2008 Bike Involved Collisions in Los Angeles
Earlier this month we released a preliminary report from LAPD’s Sergeant Krumer about the bike involved collisions in 2008. Krumer has finalized that report. You can download the report here, or view it below. I suggest clicking “full” so you’ll be able to read it better. There’s definitely some good stuff that has been added since the previous report, so I recommend checking it out (download):
I’ve perused the report a bit, and I think there’s some interesting data there – I’m looking forward to analysis of this data by others in the bike community. Josef Bray-Ali, this means you!
As many know, the City doesn’t do bike counts. In lieu of bike counts from the city, accident data serves as a kind of grim proxy. For instance, check out the data for month of accident, on slide 15. It shows bike accidents growing in the summer, and declining in the winter, as does riding.
On the other hand, there’s reasons why it’s not a good proxy. For example, accident rates in Europe are sometimes 6 times lower. So, we could easily double the number of riders in LA, but make riding so much safer that absolute accident rates go down. That’s one reason LADOT should be doing a bike count right now, in advance of adoption of any proposed bike plan. Without an accurate, comprehensive, and accepted bike count done by a government agency, it will be hard to infer much from other bike data.
Sergeant Krumer added an interesting chart which shows that 38% of collisions in LA were hit & run in LA in 2008. As we reported earlier, 23% of bike involved collisions are hit and run. I take away two things from that. First, we’re actually at less risk for hit and run, when you ignore our injuries. However, if you look at how cyclists fair in collisions, you see that 7.0% of (reported) collisions result in severe injury or death. For non-cyclists, that rate is 3.2%. Cyclists have a lot more to fear from a collision.
Second, hit and run is a city wide epidemic affecting ALL THE CITIZENS OF LA – motorists, children, pedestrians, cyclists, elderly, healthy, studly, and slimy – we are all in danger. 38% of collisions are hit and run!! That’s nearly 2 in 5. That is bananas, and it represents sociopathy in a lot of people out there on the road.

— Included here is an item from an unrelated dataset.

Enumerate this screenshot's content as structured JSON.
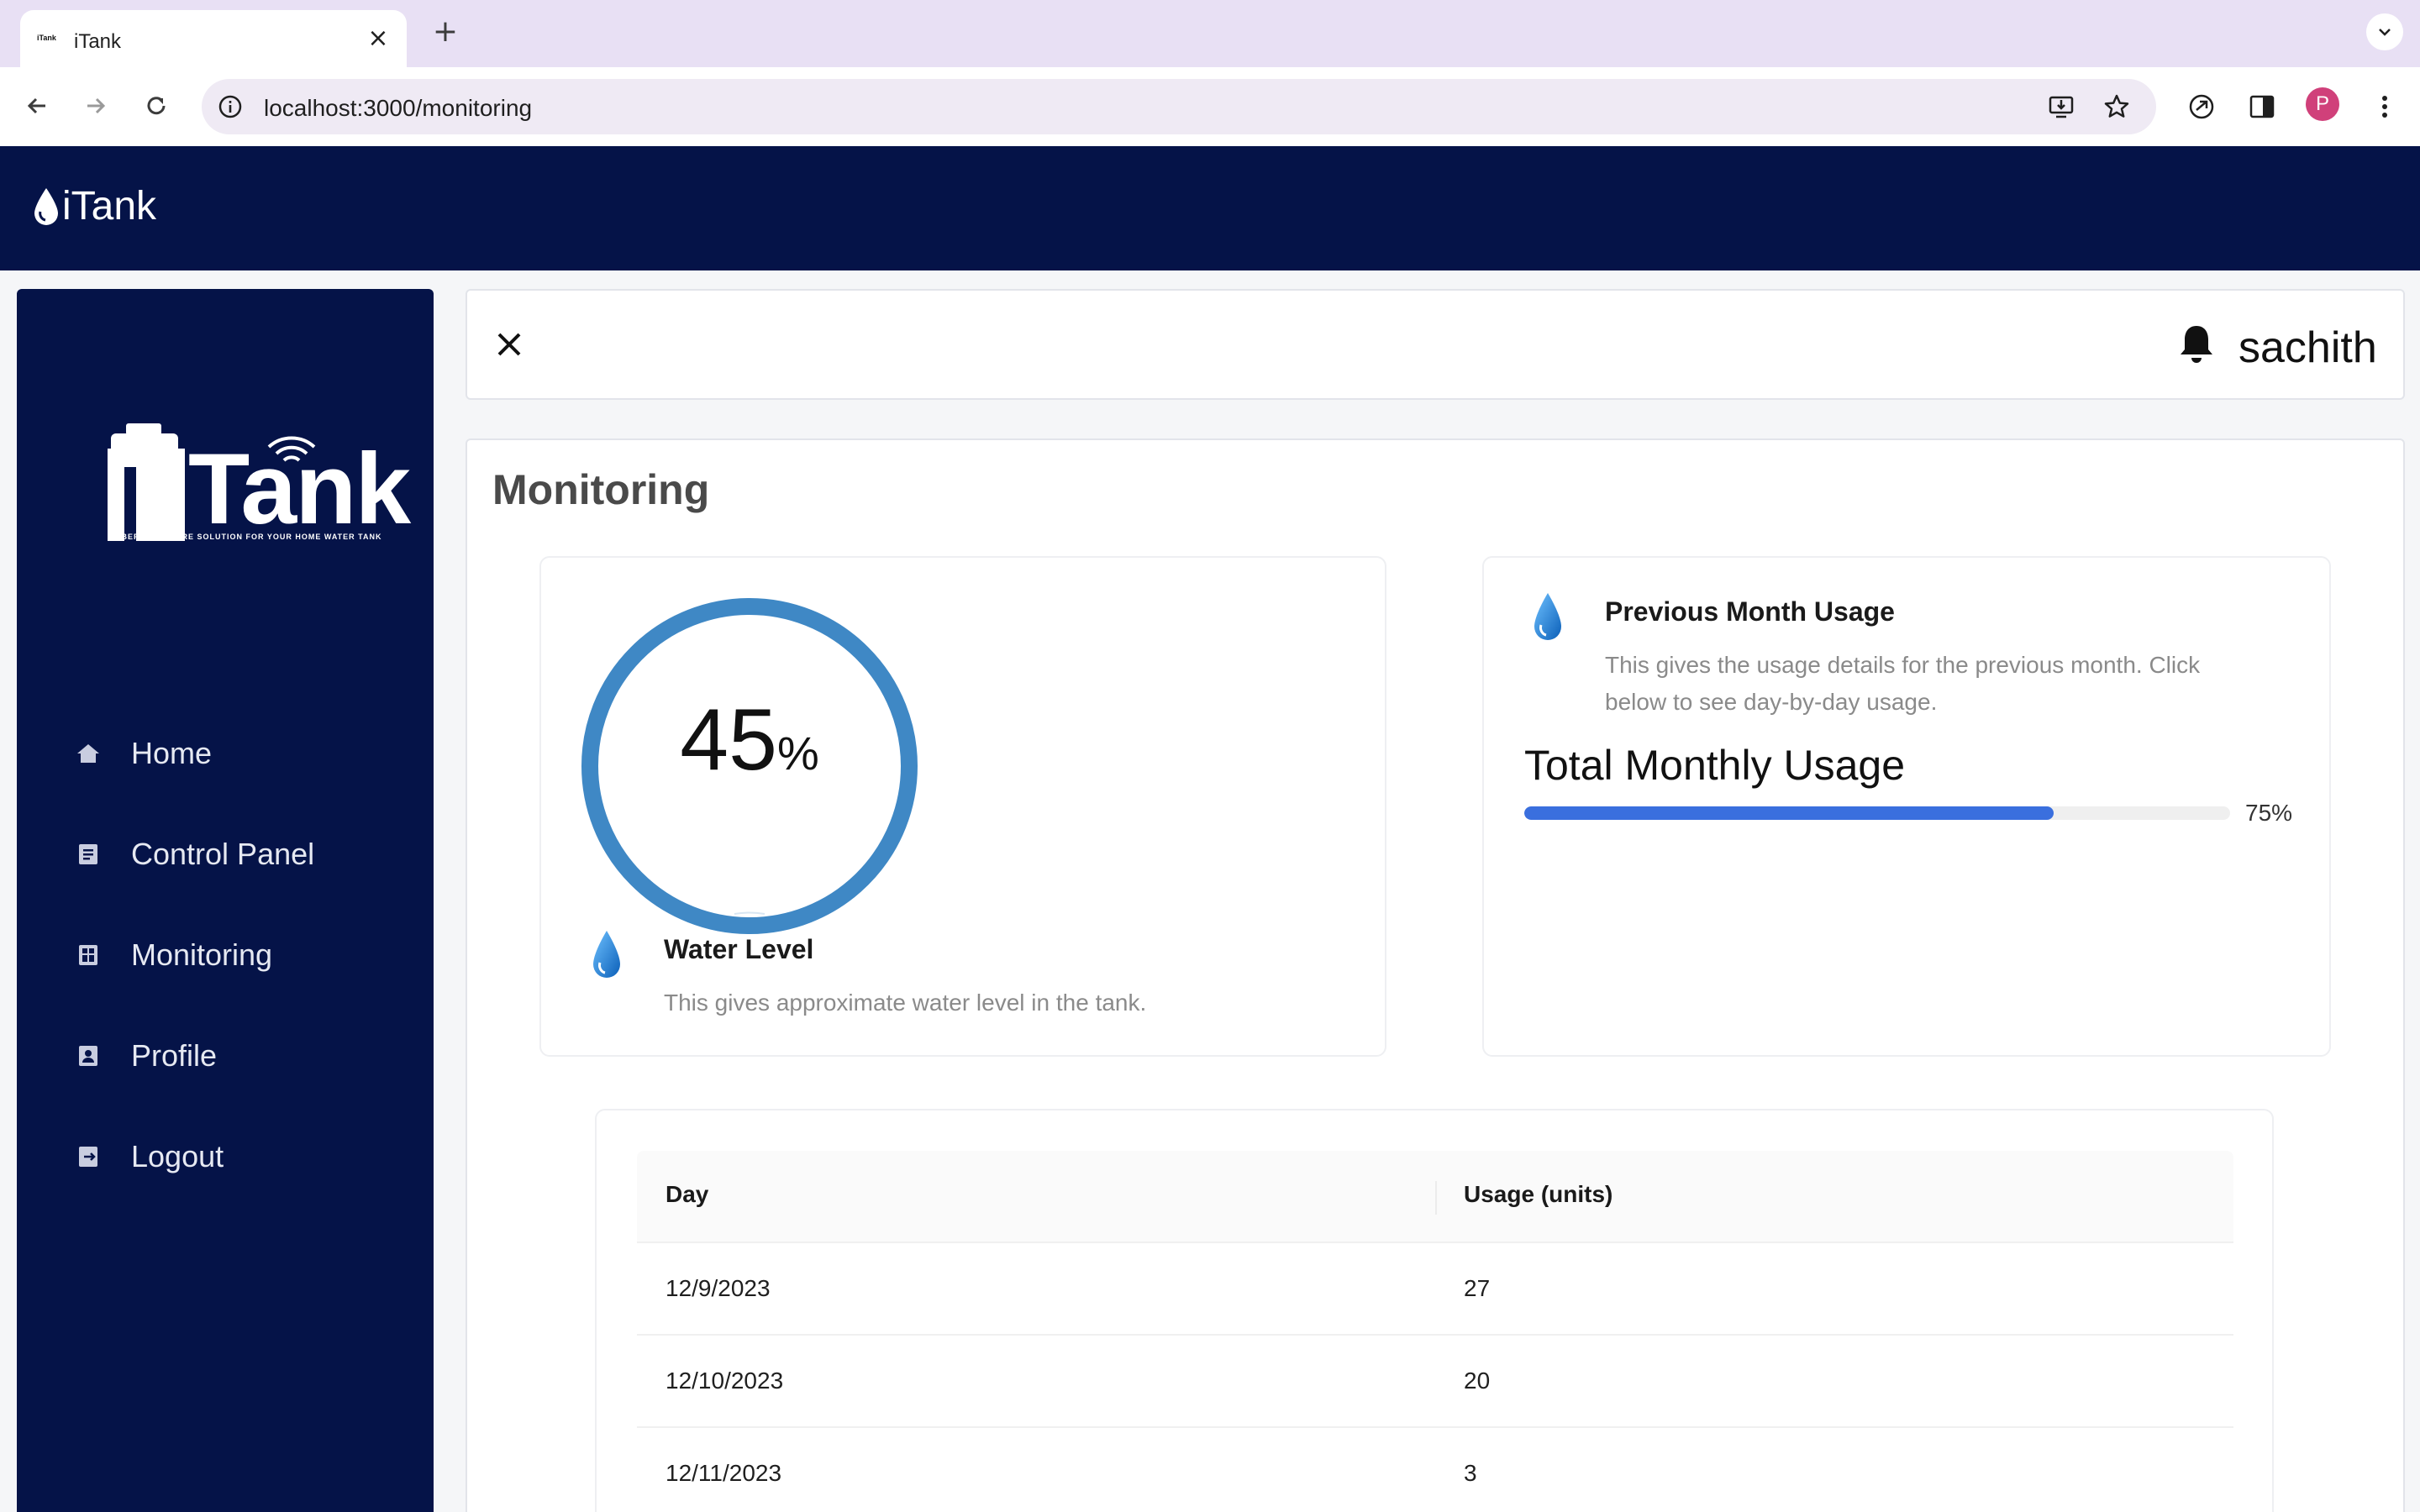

That means we have a common cause with all road users in addressing hit and run. Let’s include everyone in the solution.